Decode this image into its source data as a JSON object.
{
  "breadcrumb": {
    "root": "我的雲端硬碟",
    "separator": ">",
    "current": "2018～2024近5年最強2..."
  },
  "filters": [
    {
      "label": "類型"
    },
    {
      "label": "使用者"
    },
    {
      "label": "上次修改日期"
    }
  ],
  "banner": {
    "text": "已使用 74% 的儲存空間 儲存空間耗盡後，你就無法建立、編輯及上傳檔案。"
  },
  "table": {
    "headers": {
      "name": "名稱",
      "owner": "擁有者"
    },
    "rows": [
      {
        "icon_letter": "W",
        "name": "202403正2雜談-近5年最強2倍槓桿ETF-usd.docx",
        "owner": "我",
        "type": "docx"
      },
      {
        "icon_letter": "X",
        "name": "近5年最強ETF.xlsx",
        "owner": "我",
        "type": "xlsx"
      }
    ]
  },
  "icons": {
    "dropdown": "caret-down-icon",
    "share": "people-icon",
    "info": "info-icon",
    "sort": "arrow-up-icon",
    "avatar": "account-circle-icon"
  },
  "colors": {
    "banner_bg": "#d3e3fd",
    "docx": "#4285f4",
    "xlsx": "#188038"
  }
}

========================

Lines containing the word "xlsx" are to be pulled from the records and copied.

        "name": "近5年最強ETF.xlsx",
        "type": "xlsx"
    "xlsx": "#188038"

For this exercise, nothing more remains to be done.